■ INSTRUCTIONS TO FOLLOW
Retype all of the data without changing a single word.
___ AVAILABLE RECORDS
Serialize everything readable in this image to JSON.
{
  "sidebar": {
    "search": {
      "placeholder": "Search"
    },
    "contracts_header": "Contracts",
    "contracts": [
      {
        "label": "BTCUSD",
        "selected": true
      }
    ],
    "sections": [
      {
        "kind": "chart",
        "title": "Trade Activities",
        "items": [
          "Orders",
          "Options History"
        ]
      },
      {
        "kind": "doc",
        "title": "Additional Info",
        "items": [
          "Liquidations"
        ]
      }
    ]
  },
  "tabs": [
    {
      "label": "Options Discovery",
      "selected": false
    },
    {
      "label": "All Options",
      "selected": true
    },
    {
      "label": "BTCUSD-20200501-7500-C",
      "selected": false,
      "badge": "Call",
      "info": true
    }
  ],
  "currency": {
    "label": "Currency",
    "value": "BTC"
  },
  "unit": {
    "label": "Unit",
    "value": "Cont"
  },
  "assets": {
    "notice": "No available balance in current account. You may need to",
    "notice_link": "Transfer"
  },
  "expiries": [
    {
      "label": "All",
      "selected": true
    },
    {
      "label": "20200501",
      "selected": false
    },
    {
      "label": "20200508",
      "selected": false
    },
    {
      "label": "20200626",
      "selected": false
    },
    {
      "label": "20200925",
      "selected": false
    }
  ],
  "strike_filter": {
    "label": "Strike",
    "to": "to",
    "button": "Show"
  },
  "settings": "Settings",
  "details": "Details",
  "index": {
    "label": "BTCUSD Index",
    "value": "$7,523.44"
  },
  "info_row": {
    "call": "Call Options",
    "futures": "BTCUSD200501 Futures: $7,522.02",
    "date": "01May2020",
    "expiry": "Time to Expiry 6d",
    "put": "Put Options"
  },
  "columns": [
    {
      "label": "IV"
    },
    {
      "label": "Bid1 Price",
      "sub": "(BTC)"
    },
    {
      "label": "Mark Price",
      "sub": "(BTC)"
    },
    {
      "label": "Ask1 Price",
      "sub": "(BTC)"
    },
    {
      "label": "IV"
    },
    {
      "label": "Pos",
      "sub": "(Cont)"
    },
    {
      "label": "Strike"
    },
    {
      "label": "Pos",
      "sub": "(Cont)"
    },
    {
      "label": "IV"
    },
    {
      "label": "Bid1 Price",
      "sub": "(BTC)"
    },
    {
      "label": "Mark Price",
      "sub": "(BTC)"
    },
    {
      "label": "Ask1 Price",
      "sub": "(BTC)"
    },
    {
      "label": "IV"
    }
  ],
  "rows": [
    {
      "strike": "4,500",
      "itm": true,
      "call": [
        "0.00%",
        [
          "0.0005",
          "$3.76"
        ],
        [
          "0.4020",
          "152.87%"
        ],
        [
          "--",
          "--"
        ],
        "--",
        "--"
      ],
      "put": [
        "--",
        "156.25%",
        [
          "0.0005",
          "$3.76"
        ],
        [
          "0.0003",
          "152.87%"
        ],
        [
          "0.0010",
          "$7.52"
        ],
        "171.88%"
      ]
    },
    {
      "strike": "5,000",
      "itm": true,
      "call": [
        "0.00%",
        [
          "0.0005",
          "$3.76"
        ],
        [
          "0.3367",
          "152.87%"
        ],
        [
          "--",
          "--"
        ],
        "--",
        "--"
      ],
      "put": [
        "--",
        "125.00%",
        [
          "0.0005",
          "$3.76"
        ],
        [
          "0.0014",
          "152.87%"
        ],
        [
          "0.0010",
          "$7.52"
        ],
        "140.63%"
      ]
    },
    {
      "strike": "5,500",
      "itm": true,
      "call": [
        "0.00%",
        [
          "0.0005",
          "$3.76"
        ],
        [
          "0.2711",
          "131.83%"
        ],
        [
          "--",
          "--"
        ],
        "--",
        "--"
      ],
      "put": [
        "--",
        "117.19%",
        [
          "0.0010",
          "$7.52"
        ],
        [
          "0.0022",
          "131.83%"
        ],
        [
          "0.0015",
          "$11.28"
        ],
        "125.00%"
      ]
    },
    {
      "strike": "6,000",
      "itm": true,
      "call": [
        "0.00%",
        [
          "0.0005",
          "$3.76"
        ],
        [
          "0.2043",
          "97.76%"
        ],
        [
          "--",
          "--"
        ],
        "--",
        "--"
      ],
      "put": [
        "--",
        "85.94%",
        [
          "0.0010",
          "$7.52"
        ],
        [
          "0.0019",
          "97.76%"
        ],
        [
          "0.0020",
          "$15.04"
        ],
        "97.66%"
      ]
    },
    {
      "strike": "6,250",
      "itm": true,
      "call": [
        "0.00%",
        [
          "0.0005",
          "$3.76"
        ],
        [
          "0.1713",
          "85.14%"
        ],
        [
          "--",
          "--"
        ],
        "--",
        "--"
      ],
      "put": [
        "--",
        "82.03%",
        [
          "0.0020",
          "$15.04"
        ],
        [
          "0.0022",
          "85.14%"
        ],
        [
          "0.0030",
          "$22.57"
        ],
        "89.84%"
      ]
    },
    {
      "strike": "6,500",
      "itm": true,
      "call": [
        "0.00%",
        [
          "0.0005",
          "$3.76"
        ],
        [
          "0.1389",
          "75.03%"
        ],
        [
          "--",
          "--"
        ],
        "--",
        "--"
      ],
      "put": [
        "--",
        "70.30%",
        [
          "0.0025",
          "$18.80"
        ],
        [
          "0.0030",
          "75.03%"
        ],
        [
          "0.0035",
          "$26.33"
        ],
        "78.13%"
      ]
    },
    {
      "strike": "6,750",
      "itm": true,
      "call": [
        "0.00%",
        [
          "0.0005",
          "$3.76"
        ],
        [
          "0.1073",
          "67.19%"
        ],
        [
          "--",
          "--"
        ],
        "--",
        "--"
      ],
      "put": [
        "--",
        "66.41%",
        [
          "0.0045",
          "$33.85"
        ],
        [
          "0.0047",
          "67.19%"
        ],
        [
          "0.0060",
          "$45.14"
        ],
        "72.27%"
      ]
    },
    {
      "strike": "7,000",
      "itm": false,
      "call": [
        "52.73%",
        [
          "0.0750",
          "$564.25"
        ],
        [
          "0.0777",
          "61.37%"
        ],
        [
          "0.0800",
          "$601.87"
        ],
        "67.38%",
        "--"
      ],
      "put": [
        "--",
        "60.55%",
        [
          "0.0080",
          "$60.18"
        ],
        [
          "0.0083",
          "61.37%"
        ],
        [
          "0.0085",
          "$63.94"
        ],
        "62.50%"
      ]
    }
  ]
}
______
■ ANSWER TO THIS PROBLEM
Serialize everything readable in this image to JSON.
{
  "sidebar": {
    "search": {
      "placeholder": "Search"
    },
    "contracts_header": "Contracts",
    "contracts": [
      {
        "label": "BTCUSD",
        "selected": true
      }
    ],
    "sections": [
      {
        "kind": "chart",
        "title": "Trade Activities",
        "items": [
          "Orders",
          "Options History"
        ]
      },
      {
        "kind": "doc",
        "title": "Additional Info",
        "items": [
          "Liquidations"
        ]
      }
    ]
  },
  "tabs": [
    {
      "label": "Options Discovery",
      "selected": false
    },
    {
      "label": "All Options",
      "selected": true
    },
    {
      "label": "BTCUSD-20200501-7500-C",
      "selected": false,
      "badge": "Call",
      "info": true
    }
  ],
  "currency": {
    "label": "Currency",
    "value": "BTC"
  },
  "unit": {
    "label": "Unit",
    "value": "Cont"
  },
  "assets": {
    "notice": "No available balance in current account. You may need to",
    "notice_link": "Transfer"
  },
  "expiries": [
    {
      "label": "All",
      "selected": true
    },
    {
      "label": "20200501",
      "selected": false
    },
    {
      "label": "20200508",
      "selected": false
    },
    {
      "label": "20200626",
      "selected": false
    },
    {
      "label": "20200925",
      "selected": false
    }
  ],
  "strike_filter": {
    "label": "Strike",
    "to": "to",
    "button": "Show"
  },
  "settings": "Settings",
  "details": "Details",
  "index": {
    "label": "BTCUSD Index",
    "value": "$7,523.44"
  },
  "info_row": {
    "call": "Call Options",
    "futures": "BTCUSD200501 Futures: $7,522.02",
    "date": "01May2020",
    "expiry": "Time to Expiry 6d",
    "put": "Put Options"
  },
  "columns": [
    {
      "label": "IV"
    },
    {
      "label": "Bid1 Price",
      "sub": "(BTC)"
    },
    {
      "label": "Mark Price",
      "sub": "(BTC)"
    },
    {
      "label": "Ask1 Price",
      "sub": "(BTC)"
    },
    {
      "label": "IV"
    },
    {
      "label": "Pos",
      "sub": "(Cont)"
    },
    {
      "label": "Strike"
    },
    {
      "label": "Pos",
      "sub": "(Cont)"
    },
    {
      "label": "IV"
    },
    {
      "label": "Bid1 Price",
      "sub": "(BTC)"
    },
    {
      "label": "Mark Price",
      "sub": "(BTC)"
    },
    {
      "label": "Ask1 Price",
      "sub": "(BTC)"
    },
    {
      "label": "IV"
    }
  ],
  "rows": [
    {
      "strike": "4,500",
      "itm": true,
      "call": [
        "0.00%",
        [
          "0.0005",
          "$3.76"
        ],
        [
          "0.4020",
          "152.87%"
        ],
        [
          "--",
          "--"
        ],
        "--",
        "--"
      ],
      "put": [
        "--",
        "156.25%",
        [
          "0.0005",
          "$3.76"
        ],
        [
          "0.0003",
          "152.87%"
        ],
        [
          "0.0010",
          "$7.52"
        ],
        "171.88%"
      ]
    },
    {
      "strike": "5,000",
      "itm": true,
      "call": [
        "0.00%",
        [
          "0.0005",
          "$3.76"
        ],
        [
          "0.3367",
          "152.87%"
        ],
        [
          "--",
          "--"
        ],
        "--",
        "--"
      ],
      "put": [
        "--",
        "125.00%",
        [
          "0.0005",
          "$3.76"
        ],
        [
          "0.0014",
          "152.87%"
        ],
        [
          "0.0010",
          "$7.52"
        ],
        "140.63%"
      ]
    },
    {
      "strike": "5,500",
      "itm": true,
      "call": [
        "0.00%",
        [
          "0.0005",
          "$3.76"
        ],
        [
          "0.2711",
          "131.83%"
        ],
        [
          "--",
          "--"
        ],
        "--",
        "--"
      ],
      "put": [
        "--",
        "117.19%",
        [
          "0.0010",
          "$7.52"
        ],
        [
          "0.0022",
          "131.83%"
        ],
        [
          "0.0015",
          "$11.28"
        ],
        "125.00%"
      ]
    },
    {
      "strike": "6,000",
      "itm": true,
      "call": [
        "0.00%",
        [
          "0.0005",
          "$3.76"
        ],
        [
          "0.2043",
          "97.76%"
        ],
        [
          "--",
          "--"
        ],
        "--",
        "--"
      ],
      "put": [
        "--",
        "85.94%",
        [
          "0.0010",
          "$7.52"
        ],
        [
          "0.0019",
          "97.76%"
        ],
        [
          "0.0020",
          "$15.04"
        ],
        "97.66%"
      ]
    },
    {
      "strike": "6,250",
      "itm": true,
      "call": [
        "0.00%",
        [
          "0.0005",
          "$3.76"
        ],
        [
          "0.1713",
          "85.14%"
        ],
        [
          "--",
          "--"
        ],
        "--",
        "--"
      ],
      "put": [
        "--",
        "82.03%",
        [
          "0.0020",
          "$15.04"
        ],
        [
          "0.0022",
          "85.14%"
        ],
        [
          "0.0030",
          "$22.57"
        ],
        "89.84%"
      ]
    },
    {
      "strike": "6,500",
      "itm": true,
      "call": [
        "0.00%",
        [
          "0.0005",
          "$3.76"
        ],
        [
          "0.1389",
          "75.03%"
        ],
        [
          "--",
          "--"
        ],
        "--",
        "--"
      ],
      "put": [
        "--",
        "70.30%",
        [
          "0.0025",
          "$18.80"
        ],
        [
          "0.0030",
          "75.03%"
        ],
        [
          "0.0035",
          "$26.33"
        ],
        "78.13%"
      ]
    },
    {
      "strike": "6,750",
      "itm": true,
      "call": [
        "0.00%",
        [
          "0.0005",
          "$3.76"
        ],
        [
          "0.1073",
          "67.19%"
        ],
        [
          "--",
          "--"
        ],
        "--",
        "--"
      ],
      "put": [
        "--",
        "66.41%",
        [
          "0.0045",
          "$33.85"
        ],
        [
          "0.0047",
          "67.19%"
        ],
        [
          "0.0060",
          "$45.14"
        ],
        "72.27%"
      ]
    },
    {
      "strike": "7,000",
      "itm": false,
      "call": [
        "52.73%",
        [
          "0.0750",
          "$564.25"
        ],
        [
          "0.0777",
          "61.37%"
        ],
        [
          "0.0800",
          "$601.87"
        ],
        "67.38%",
        "--"
      ],
      "put": [
        "--",
        "60.55%",
        [
          "0.0080",
          "$60.18"
        ],
        [
          "0.0083",
          "61.37%"
        ],
        [
          "0.0085",
          "$63.94"
        ],
        "62.50%"
      ]
    }
  ]
}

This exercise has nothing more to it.